By Kathi Levin and Maggie Godbold:
It was the 14 th of the month, and, just as every month on that date, protesters had gathered outside the National Rifle Association headquarters in Fairfax to wave signs, encourage drivers to honk in support and, occasionally, listen to speeches. But this time it felt different.
The protesters included quite a few “regulars”, mostly retired folks, but this time the number of young people, high school and college age, was larger than usual. Yet school wasn’t out on this Wednesday at 10 am.
It was the T-shirts that gave it away. As always, there were blue and pink T-shirts, each of which had the name of a child killed by gunfire. Usually, the T-shirts were small, for the vigils had started in the memory of the children killed at Sandy Hook Elementary School five years earlier.
But at this vigil, on March 14, the T-shirts were adult-sized. Because this vigil was the first after the slaughter at Marjory Stoneman Douglas High School in Parkland, FL –one month to the day that 17 students and faculty were slain.
Ten days later, an estimated 200,000 people, including many young people from all over the country, would gather just a few miles away in Washington D.C. in the March for Our Lives. They would lift their voices and link their arms to show that Parkland was not just another school shooting, but the moment at which schoolagers would begin to change history.
However, that thought must have been far from the mind of anyone gazing from inside the mirrored walls of the NRA building at the small, almost symbolic, event unfolding below.
Perhaps they could not make out the small American flags that many protesters held at half-mast in their hands.

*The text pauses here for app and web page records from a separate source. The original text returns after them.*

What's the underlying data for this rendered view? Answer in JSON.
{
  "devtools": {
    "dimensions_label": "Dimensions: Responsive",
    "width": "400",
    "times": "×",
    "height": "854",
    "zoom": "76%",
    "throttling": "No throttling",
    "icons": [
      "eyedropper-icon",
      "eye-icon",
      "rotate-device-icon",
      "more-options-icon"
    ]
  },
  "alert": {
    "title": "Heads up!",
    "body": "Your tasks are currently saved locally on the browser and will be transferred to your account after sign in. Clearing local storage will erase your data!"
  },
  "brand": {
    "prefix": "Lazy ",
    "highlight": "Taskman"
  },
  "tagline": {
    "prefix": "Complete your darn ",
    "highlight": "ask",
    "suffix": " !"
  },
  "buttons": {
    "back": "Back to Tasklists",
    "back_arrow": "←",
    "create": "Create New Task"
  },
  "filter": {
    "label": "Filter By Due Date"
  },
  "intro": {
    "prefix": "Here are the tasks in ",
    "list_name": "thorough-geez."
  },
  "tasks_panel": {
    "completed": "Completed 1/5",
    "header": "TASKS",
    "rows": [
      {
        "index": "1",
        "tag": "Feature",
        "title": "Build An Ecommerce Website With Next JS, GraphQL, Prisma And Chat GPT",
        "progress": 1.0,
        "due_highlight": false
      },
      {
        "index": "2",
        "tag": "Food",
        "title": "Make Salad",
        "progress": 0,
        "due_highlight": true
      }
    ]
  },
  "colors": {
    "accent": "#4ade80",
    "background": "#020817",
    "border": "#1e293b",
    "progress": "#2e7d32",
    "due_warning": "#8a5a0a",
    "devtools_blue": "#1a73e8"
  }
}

Perhaps they could not hear the sound of drivers blowing their horns in encouragement as signs urged them to “Protect Our Children”, and “Never Forget”. Perhaps they didn’t even bother to look outside at all.
But while life in the building of death went on as usual, the band of protesters gathered on the sidewalk on that cold and windy Wednesday knew otherwise – change was finally on its way.
Vigils at the NRA to protest gun violence began after the Dec. 14, 2012, Sandy Hook shooting. They occur every month on the 14 th , at 10:00 AM if it’s a weekdayor Saturday, at 2:00 PM if it’s a Sunday. The group Concerned Citizens Against Gun Violence maintains a Facebook page with more information:
Kathi Levin is a member of Sully District Democratic Committee and Maggie Godbold is the chair of Sully District Democratic Committee.
Photo: Protesters holding up T-shirts at the NRA headquarters in Fairfax. / Photo by Samuel Walker